▶ WORK REQUEST:
Look through the listing below for the word "icon" and copy every line where it occurs.

▶ RECORDS FOR THIS TASK:
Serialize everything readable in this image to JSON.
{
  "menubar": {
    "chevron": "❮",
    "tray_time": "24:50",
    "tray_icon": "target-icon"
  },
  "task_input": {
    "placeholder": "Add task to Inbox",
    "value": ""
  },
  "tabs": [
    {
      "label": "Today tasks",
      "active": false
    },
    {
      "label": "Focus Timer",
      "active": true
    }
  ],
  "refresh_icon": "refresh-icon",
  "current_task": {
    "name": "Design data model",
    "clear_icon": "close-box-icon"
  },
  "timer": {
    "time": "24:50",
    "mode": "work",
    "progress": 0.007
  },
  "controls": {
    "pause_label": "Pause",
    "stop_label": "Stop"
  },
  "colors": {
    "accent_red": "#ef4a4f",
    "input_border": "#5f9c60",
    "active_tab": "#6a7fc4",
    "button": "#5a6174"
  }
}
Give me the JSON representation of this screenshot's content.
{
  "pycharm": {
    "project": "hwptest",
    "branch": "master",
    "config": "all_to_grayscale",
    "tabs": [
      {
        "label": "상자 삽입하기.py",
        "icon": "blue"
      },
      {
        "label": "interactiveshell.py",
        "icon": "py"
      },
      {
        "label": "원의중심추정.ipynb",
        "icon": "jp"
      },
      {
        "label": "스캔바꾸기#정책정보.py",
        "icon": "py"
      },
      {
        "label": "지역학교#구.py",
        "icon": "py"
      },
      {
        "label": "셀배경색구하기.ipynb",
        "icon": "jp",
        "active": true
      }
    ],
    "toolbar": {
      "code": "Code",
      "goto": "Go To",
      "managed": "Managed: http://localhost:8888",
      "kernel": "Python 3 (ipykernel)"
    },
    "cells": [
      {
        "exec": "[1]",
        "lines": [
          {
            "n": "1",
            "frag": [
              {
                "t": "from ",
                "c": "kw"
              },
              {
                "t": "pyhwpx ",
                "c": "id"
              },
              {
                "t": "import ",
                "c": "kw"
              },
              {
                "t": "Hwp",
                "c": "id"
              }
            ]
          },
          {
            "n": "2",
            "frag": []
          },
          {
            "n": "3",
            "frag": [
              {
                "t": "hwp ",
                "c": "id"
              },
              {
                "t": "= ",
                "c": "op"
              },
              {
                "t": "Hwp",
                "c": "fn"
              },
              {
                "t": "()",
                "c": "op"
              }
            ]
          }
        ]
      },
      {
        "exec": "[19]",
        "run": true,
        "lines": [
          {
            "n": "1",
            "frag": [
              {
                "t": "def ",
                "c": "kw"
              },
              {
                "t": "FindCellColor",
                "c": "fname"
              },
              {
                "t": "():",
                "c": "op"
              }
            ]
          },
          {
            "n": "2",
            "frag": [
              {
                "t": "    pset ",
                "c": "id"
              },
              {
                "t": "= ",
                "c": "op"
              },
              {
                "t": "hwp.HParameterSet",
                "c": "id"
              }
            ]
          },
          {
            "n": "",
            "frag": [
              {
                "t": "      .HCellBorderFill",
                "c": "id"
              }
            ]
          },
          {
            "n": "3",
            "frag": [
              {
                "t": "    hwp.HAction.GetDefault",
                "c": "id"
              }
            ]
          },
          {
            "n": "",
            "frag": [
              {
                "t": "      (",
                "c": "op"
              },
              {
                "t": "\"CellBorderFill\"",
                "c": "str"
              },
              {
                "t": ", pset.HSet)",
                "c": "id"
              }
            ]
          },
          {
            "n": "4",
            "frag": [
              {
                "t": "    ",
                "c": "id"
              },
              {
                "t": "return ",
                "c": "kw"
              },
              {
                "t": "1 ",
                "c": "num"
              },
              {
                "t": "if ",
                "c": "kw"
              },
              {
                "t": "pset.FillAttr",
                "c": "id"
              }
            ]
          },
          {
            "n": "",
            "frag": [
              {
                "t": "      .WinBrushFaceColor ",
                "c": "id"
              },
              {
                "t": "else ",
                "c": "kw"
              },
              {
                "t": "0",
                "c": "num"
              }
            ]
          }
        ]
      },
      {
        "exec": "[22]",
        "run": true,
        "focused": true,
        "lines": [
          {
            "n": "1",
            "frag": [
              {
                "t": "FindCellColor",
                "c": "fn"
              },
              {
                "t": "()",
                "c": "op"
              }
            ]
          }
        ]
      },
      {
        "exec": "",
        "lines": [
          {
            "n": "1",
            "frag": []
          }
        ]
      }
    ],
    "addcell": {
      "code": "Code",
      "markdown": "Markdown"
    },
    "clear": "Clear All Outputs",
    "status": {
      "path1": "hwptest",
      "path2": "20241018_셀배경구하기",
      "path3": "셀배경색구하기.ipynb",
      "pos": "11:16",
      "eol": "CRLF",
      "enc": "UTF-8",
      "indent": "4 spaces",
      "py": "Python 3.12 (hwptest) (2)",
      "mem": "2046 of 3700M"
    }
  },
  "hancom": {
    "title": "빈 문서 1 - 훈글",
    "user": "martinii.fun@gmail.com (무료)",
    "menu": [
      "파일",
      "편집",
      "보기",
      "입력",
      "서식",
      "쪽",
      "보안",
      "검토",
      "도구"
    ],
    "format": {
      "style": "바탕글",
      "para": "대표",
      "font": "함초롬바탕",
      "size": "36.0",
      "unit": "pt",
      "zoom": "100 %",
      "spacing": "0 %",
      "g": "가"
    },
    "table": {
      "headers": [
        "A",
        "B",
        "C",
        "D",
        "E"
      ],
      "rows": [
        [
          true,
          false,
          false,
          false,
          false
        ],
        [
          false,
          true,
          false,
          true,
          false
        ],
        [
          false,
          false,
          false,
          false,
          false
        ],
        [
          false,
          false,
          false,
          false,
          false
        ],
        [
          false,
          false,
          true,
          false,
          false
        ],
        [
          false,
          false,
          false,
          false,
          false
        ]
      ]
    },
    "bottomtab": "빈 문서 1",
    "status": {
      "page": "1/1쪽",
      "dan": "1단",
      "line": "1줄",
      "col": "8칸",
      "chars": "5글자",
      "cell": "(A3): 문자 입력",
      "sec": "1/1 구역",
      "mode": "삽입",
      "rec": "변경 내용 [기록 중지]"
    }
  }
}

▶ PROBLEM SOLUTION:
    "tray_icon": "target-icon"
  "refresh_icon": "refresh-icon",
    "clear_icon": "close-box-icon"
        "icon": "blue"
        "icon": "py"
        "icon": "jp"
        "icon": "py"
        "icon": "py"
        "icon": "jp",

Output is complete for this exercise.